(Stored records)
────────────────────────────────────────

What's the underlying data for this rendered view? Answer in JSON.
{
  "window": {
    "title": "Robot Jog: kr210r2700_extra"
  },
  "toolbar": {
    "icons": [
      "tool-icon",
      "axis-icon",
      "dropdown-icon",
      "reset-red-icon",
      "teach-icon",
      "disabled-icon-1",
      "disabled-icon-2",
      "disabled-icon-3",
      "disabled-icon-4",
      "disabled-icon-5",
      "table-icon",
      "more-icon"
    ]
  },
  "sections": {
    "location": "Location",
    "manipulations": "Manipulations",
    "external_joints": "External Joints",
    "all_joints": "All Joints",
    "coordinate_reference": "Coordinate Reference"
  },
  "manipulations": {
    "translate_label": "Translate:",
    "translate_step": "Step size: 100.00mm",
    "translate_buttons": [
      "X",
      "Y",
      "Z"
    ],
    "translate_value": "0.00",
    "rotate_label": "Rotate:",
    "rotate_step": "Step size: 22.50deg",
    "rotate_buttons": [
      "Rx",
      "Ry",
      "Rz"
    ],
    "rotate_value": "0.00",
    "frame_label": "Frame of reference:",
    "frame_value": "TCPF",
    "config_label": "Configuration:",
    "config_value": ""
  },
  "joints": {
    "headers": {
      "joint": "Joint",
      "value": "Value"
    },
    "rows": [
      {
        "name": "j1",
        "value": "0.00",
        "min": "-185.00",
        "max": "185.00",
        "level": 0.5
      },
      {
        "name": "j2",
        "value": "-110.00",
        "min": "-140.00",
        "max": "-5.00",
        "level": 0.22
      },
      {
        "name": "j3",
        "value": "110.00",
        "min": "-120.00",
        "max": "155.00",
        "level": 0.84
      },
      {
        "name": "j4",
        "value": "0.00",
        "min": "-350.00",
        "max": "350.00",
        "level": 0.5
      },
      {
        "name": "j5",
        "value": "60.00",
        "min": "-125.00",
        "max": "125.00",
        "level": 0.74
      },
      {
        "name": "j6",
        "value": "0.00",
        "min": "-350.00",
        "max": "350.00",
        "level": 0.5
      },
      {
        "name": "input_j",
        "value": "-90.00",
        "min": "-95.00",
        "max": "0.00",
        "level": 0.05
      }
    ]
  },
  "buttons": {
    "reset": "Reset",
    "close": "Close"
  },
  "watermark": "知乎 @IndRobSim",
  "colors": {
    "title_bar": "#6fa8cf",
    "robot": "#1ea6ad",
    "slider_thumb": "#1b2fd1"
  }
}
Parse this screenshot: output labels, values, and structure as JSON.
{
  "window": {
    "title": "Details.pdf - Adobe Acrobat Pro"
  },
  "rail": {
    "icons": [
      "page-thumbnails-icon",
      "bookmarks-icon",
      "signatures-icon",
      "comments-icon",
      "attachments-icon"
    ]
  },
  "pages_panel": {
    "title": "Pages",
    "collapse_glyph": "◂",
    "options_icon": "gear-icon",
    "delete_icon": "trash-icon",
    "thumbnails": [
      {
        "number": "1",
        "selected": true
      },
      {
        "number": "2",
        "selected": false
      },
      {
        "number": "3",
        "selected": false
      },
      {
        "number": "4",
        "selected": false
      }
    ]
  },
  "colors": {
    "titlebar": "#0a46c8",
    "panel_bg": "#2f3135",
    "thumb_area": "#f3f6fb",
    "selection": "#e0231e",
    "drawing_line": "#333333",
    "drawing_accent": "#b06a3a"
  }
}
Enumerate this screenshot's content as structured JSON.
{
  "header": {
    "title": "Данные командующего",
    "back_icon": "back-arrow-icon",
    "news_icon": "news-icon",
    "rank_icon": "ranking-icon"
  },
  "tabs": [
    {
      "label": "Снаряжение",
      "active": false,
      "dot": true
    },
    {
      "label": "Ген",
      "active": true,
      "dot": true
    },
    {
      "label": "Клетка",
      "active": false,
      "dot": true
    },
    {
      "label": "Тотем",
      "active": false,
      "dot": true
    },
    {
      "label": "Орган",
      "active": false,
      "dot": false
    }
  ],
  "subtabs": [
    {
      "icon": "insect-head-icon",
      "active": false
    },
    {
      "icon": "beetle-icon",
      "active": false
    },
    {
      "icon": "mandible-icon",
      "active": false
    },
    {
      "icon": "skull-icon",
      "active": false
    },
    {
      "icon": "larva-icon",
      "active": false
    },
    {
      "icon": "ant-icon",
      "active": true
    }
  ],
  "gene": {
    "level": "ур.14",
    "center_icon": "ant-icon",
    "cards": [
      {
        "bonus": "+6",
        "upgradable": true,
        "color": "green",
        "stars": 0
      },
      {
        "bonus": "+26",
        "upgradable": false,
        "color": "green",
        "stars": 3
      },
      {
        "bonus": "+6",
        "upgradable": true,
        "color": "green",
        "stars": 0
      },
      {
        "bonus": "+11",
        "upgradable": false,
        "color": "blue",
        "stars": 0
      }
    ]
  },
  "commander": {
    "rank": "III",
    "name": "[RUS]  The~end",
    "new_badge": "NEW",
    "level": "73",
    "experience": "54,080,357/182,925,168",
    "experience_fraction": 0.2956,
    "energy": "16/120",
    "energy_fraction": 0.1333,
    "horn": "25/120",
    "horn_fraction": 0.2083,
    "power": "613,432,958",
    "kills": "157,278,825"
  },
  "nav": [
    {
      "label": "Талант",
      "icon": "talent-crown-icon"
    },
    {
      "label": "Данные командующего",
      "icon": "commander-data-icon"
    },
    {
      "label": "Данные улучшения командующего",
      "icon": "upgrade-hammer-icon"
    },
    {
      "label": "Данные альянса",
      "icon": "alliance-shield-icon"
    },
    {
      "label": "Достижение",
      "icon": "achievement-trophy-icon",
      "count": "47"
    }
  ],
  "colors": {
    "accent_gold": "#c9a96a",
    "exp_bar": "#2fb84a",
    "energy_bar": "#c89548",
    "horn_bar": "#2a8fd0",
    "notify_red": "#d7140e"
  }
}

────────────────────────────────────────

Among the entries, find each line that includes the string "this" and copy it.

*Task solution*:
What's the underlying data for this rendered view? Answer in JSON.
Parse this screenshot: output labels, values, and structure as JSON.
Enumerate this screenshot's content as structured JSON.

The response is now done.